She smiled at him dazedly, her cheeks flushed. Brahmachari, I now realized, had also applied the religious markings to his chest. It was at these that she was staring. Tentatively, she put a hand up to her own slightly made-up face. As he continued to tap on his drum and sway in front of her I also noted that the large copper begging bowl was placed on the bedspread between them. In it was the pair of now-discarded cymbals. Each no larger than the palm of a man's hand and tied to the other by a thong that ran through their centers, they seemed dim and inconspicuous instruments to have produced the sounds that had drowned out Grandma's. And on the night table beside them Brahmachari's Tulasi plant nodded and rustled in the noonday breeze.
"A psalm by David," Mr. Isaacs chanted. The Hebrew teacher had taken up his station in a corner of the room and with a prayer book in front of him was singing and rocking backward and forward. "Hallelujah," he repeated. "sing unto the Lord a new song, Hs praise in the congregation of the pious."
"What time is it, Grandma?" the monk asked. He paused in his drumming for a moment. "Who am I?"
Her lips moved wordlessly. "King David?" she asked presently, but in a voice so timid that my parents and I, with our faces pressed to the screen door, could hardly hear.
"Hallelujah," Mr. Isaacs chanted. "Praise Him upon the clear-ringing cymbals. Praise Him on the high-sounding cymbals."
"It's Dr. Brahmachari, Grandma," my brother told her. "It's the Hindu Hasid that Mr. Isaacs wants to introduce to you. Up on your feet," he urged her. "Say hello to the Hasid."

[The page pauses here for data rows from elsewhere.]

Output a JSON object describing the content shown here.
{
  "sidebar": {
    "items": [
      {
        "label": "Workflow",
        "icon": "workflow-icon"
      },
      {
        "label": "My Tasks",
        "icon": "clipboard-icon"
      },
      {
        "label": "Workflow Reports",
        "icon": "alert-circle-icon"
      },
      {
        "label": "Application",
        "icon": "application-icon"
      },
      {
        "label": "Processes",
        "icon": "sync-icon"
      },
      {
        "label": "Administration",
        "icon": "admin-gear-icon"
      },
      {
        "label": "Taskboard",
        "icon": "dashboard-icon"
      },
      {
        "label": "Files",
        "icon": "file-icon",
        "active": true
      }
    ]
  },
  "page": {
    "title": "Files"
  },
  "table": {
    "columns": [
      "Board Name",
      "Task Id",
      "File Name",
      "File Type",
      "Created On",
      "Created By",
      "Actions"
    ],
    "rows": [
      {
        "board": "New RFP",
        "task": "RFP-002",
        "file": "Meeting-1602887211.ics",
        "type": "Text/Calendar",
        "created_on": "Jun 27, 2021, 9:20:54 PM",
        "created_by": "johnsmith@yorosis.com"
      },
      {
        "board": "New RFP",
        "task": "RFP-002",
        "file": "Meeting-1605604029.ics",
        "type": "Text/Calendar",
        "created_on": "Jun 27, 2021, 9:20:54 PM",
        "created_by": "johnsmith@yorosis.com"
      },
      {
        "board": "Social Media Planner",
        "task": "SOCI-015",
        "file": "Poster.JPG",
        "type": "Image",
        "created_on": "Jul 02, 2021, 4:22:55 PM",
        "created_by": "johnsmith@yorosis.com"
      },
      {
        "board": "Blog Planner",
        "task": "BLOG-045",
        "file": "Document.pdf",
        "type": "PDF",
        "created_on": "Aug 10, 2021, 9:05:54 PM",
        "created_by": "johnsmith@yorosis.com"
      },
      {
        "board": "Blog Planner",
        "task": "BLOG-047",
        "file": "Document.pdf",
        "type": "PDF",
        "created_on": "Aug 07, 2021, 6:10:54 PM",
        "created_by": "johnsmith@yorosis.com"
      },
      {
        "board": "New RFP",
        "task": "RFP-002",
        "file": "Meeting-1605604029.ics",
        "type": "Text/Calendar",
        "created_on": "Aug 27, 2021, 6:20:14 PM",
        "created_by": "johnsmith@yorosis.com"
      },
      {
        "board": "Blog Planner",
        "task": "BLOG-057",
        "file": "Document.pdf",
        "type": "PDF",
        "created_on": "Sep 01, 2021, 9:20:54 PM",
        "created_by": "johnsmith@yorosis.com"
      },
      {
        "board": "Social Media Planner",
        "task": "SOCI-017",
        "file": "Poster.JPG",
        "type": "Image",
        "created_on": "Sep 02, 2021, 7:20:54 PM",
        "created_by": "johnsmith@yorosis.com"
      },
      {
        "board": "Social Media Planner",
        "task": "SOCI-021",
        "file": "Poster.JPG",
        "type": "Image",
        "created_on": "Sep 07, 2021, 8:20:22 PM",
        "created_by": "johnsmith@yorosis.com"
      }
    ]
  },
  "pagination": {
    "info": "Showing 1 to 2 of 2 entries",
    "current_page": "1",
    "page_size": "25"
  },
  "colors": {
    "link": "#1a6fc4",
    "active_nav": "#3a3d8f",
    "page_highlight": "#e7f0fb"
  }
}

They slipped their hands under her shoulders and lifted her to the floor. As she stood there between them, smiling bashfully and still uncertain on her feet, the monk slipped off the other side of the bed and came around to greet her. "I am Mahanan Brata Brahmachari, " he said, folding his palms in front of his face and bowing, "a Hindu monk from the Sri Angan Monastery, Faridpur, East Bengal. I've been invited by your grandsons to stay for the summer."
There was an instant of silence. At the church around the corner a bell struck the midday. Then Grandma came across. "Good afternoon, Dr. Brahmachari," she said in English. "Welcome to our house."
"Hallelujah," Mr. Isaacs began again but Grandma beat him to it. "Hallelujah!" she cried, wresting herself from my brothers' arms. "Let everything that hath breath praise the Lord." It was my parents' impression that she stumbled towards the Hindu but my own is that she skipped. As my brothers stepped forward to grab her she turned to them with a radiant expression. "It's twelve o'clock, children," she told them. "Where's...?" But before she could ask her final question I had plunged through the screen door and taken the old woman in my arms.